EXERCISE DESCRIPTION ▸ Pull every line with "rect" from the entries below.

SUPPLIED MATERIAL Start Marker

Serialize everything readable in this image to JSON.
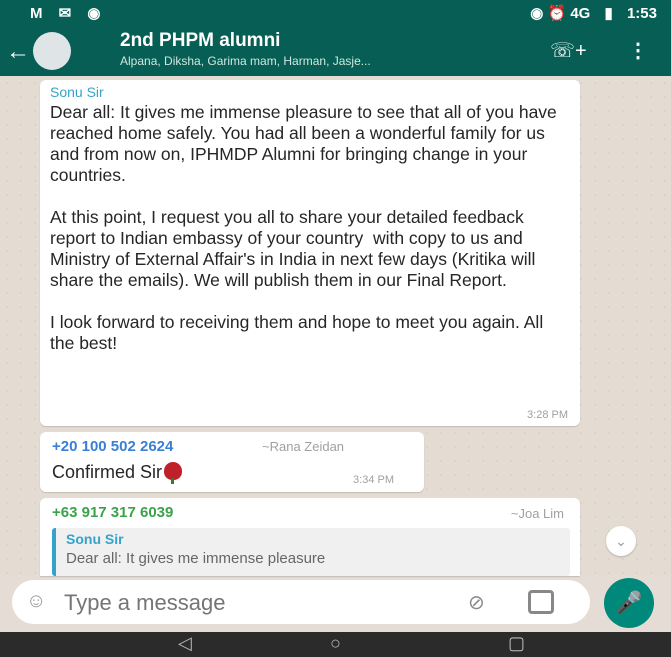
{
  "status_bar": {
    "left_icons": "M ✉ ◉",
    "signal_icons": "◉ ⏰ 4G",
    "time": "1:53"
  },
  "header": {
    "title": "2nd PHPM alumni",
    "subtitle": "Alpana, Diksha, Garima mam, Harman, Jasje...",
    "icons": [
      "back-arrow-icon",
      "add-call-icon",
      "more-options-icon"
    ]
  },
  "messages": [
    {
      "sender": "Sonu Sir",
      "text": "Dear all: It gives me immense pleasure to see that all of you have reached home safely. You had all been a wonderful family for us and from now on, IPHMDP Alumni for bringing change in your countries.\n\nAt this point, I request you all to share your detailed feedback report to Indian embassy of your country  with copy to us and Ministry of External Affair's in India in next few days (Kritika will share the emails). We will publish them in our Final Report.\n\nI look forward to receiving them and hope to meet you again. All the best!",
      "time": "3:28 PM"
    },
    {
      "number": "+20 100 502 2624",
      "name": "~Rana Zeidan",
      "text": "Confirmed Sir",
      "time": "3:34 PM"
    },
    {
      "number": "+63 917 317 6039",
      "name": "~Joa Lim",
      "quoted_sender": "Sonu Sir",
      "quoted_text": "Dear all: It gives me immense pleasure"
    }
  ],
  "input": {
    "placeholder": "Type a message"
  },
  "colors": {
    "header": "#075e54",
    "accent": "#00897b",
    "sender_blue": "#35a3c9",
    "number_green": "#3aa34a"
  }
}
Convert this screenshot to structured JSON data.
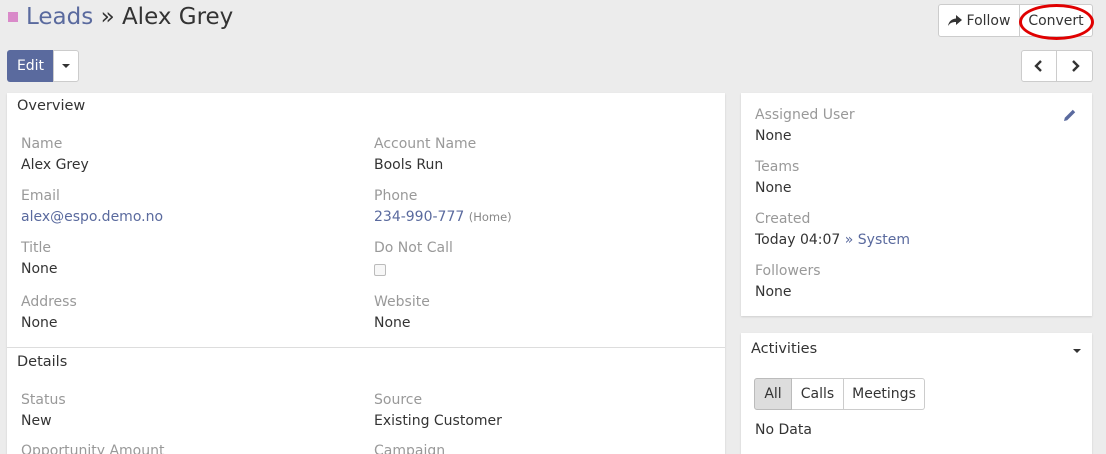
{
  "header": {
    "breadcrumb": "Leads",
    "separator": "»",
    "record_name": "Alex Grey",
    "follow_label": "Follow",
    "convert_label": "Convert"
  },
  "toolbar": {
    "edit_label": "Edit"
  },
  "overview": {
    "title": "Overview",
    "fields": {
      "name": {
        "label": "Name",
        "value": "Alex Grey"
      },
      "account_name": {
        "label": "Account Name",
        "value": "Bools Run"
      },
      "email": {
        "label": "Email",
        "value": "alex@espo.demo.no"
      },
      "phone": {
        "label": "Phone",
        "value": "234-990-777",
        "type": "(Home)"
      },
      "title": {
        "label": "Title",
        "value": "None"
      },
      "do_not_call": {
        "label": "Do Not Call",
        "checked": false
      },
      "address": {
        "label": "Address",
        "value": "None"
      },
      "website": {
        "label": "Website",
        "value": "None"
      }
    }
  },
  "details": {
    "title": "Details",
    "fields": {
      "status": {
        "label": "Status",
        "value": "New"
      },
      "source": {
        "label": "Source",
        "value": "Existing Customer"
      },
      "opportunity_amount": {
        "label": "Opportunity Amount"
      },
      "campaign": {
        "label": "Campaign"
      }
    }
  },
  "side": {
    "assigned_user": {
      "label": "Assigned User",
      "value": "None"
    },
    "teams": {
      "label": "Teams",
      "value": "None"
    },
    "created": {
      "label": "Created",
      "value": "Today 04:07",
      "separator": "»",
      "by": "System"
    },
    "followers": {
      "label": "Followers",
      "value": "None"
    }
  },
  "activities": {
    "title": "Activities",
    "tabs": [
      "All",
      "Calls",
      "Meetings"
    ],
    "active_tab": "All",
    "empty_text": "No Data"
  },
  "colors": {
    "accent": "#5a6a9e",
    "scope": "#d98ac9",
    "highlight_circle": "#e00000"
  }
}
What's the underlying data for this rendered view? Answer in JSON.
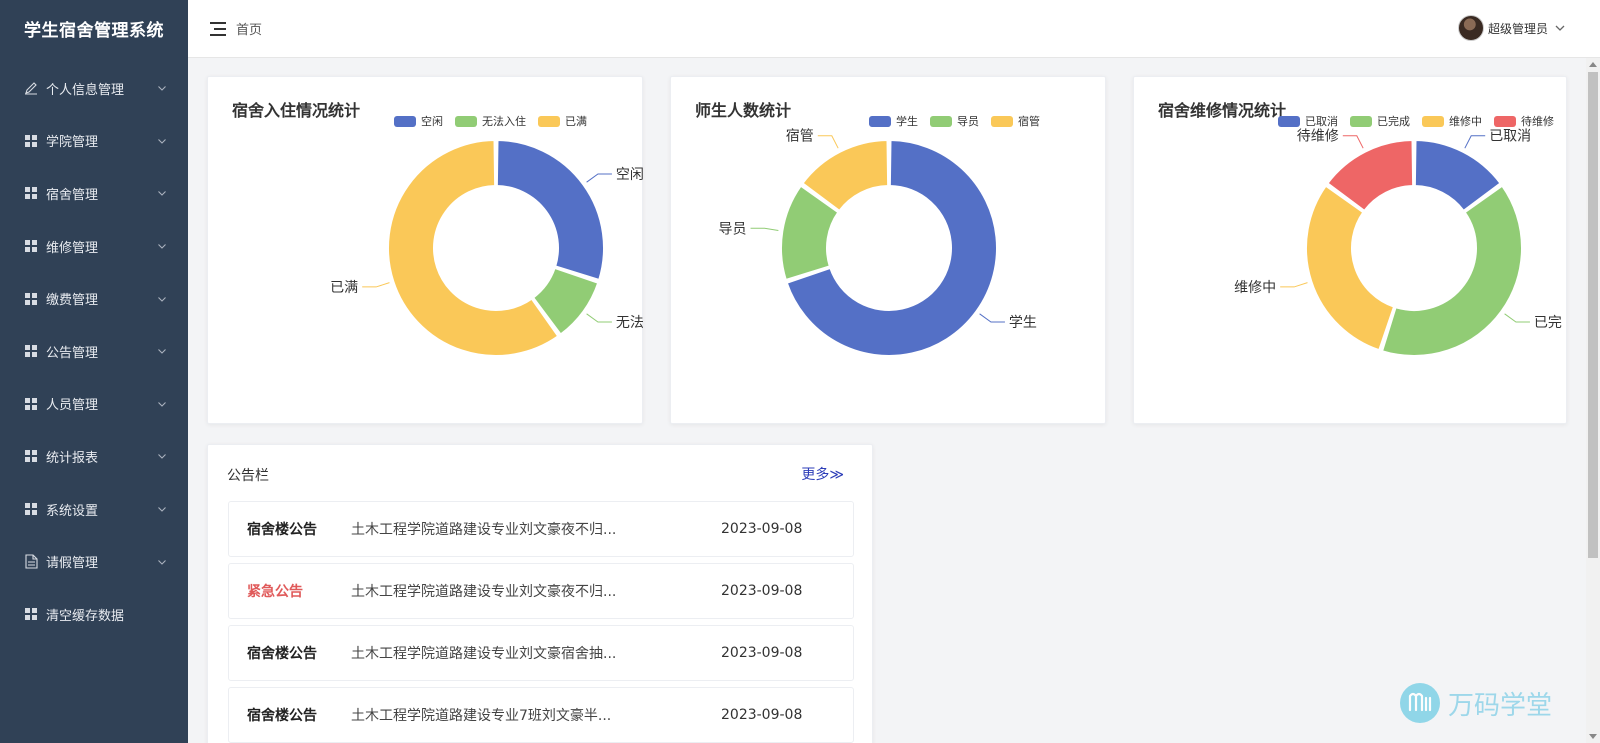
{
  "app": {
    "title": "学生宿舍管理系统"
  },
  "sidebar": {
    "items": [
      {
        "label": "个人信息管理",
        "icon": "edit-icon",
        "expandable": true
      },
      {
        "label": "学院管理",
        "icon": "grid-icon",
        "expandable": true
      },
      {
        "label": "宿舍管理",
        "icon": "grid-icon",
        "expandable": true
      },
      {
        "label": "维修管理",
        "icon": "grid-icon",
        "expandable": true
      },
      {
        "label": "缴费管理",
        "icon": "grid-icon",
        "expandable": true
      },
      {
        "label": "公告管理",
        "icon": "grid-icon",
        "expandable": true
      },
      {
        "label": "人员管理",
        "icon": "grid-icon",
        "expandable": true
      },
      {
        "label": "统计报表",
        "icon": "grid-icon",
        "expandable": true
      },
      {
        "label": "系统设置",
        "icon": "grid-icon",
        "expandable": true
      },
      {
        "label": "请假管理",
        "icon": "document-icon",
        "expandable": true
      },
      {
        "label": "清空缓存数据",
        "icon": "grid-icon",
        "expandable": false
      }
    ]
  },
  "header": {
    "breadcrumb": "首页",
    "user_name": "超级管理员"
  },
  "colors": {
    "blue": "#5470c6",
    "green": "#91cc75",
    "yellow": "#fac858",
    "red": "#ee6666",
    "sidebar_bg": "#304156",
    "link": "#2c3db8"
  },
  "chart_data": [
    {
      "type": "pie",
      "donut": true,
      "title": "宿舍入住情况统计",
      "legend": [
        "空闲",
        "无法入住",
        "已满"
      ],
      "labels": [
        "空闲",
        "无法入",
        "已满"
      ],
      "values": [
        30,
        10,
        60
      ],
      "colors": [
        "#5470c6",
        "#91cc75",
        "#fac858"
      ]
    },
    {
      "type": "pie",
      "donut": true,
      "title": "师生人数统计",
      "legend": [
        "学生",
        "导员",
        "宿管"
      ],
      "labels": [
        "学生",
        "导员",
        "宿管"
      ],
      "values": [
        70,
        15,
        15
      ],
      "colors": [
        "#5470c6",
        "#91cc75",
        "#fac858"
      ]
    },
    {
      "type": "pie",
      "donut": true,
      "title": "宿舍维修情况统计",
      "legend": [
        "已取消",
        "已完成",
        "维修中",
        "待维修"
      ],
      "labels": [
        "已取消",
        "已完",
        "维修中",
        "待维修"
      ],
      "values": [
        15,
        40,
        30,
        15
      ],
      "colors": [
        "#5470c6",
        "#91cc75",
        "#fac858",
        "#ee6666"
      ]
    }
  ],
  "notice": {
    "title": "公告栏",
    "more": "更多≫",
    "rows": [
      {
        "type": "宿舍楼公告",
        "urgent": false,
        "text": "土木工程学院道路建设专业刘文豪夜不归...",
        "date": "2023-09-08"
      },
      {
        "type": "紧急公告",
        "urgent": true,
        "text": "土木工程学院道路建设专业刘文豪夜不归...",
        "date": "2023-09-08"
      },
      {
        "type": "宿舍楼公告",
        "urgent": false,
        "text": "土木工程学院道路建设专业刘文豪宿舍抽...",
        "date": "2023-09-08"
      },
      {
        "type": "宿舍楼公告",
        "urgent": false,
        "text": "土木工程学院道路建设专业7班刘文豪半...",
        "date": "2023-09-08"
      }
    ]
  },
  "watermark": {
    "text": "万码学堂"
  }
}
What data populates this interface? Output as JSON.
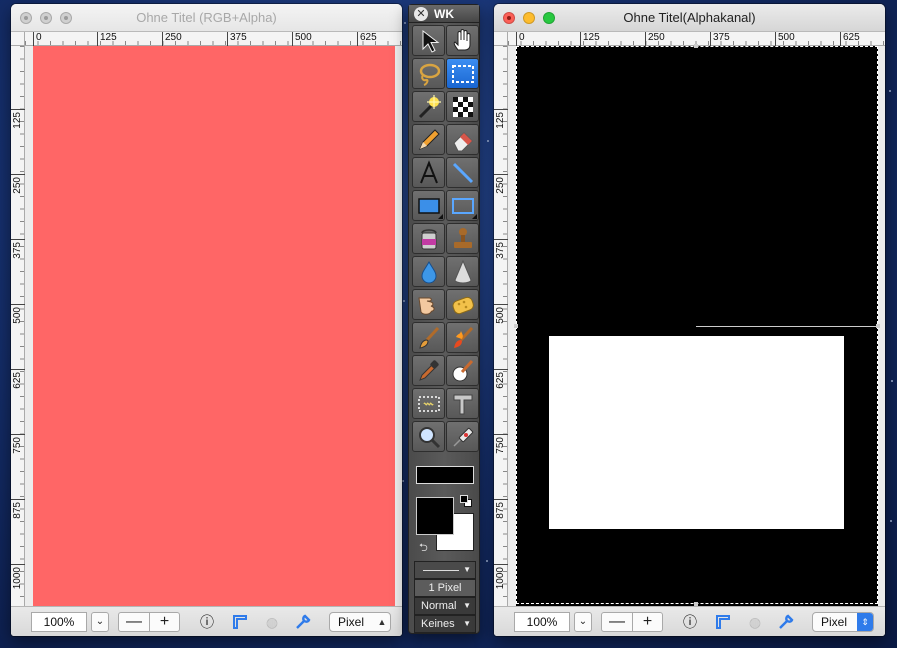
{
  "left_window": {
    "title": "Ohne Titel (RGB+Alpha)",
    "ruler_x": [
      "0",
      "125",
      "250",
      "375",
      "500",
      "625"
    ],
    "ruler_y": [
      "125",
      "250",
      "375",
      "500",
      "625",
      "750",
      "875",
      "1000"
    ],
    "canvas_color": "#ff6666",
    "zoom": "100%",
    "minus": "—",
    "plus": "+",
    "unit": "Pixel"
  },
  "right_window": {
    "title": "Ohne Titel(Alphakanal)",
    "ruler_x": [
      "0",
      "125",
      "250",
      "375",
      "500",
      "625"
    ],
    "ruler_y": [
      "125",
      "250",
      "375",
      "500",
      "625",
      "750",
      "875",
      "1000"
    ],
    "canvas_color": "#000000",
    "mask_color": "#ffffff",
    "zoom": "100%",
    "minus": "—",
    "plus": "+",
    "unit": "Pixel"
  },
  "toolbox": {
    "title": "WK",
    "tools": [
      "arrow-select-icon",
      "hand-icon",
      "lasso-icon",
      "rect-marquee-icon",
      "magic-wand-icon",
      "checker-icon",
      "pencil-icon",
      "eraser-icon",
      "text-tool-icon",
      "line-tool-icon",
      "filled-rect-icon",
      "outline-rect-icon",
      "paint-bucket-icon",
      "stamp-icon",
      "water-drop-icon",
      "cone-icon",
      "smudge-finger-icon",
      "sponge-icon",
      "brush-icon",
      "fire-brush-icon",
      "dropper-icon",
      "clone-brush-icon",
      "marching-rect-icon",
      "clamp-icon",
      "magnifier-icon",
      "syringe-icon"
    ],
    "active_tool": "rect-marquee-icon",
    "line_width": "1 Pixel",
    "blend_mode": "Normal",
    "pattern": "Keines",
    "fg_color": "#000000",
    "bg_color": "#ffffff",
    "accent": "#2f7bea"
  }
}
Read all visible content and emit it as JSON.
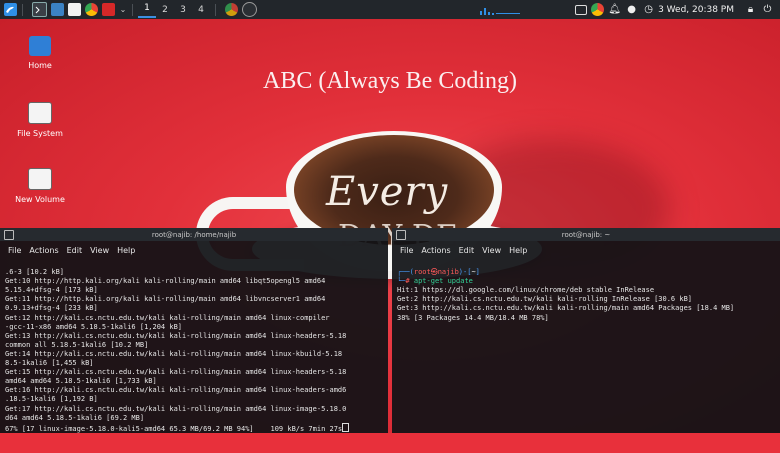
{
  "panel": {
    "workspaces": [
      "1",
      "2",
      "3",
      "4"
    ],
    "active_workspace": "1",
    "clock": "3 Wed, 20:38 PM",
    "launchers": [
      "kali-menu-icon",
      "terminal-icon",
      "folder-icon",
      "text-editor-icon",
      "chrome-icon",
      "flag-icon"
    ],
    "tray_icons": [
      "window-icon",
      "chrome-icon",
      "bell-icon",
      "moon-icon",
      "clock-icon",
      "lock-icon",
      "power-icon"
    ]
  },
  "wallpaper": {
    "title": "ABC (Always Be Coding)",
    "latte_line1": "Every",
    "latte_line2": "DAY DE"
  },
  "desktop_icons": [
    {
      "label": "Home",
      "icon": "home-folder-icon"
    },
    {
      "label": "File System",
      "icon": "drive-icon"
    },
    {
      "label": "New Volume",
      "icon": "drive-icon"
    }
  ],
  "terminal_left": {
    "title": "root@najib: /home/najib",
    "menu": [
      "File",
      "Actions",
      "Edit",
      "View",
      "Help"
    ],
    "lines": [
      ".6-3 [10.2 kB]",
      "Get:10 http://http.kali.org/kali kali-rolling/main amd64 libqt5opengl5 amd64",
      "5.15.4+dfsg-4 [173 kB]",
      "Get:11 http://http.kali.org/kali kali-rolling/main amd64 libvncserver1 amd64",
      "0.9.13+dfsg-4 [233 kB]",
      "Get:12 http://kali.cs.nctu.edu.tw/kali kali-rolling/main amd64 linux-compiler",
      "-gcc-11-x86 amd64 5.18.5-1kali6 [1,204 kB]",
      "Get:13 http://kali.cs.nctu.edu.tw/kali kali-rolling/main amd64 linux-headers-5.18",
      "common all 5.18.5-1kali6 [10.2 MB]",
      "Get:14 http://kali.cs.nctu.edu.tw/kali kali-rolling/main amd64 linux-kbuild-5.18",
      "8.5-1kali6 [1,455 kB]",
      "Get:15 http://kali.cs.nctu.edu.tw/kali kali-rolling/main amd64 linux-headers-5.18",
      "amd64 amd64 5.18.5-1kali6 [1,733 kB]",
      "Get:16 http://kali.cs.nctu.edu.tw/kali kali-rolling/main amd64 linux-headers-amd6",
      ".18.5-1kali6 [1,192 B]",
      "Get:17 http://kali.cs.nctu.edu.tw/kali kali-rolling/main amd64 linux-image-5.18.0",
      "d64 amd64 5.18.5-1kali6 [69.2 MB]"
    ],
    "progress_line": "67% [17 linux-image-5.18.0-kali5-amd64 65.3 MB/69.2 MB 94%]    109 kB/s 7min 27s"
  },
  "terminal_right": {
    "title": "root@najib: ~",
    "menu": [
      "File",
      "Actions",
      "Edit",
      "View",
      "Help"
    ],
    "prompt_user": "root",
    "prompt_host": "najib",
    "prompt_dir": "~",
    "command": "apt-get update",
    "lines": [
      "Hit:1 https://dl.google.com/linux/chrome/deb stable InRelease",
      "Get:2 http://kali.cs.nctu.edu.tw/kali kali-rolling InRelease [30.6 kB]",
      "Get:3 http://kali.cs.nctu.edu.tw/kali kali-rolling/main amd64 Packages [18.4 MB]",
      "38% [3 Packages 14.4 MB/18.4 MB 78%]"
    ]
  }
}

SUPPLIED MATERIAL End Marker

RESPONSE TO THIS EXERCISE ▸
      "rect-marquee-icon",
      "filled-rect-icon",
      "outline-rect-icon",
      "marching-rect-icon",
    "active_tool": "rect-marquee-icon",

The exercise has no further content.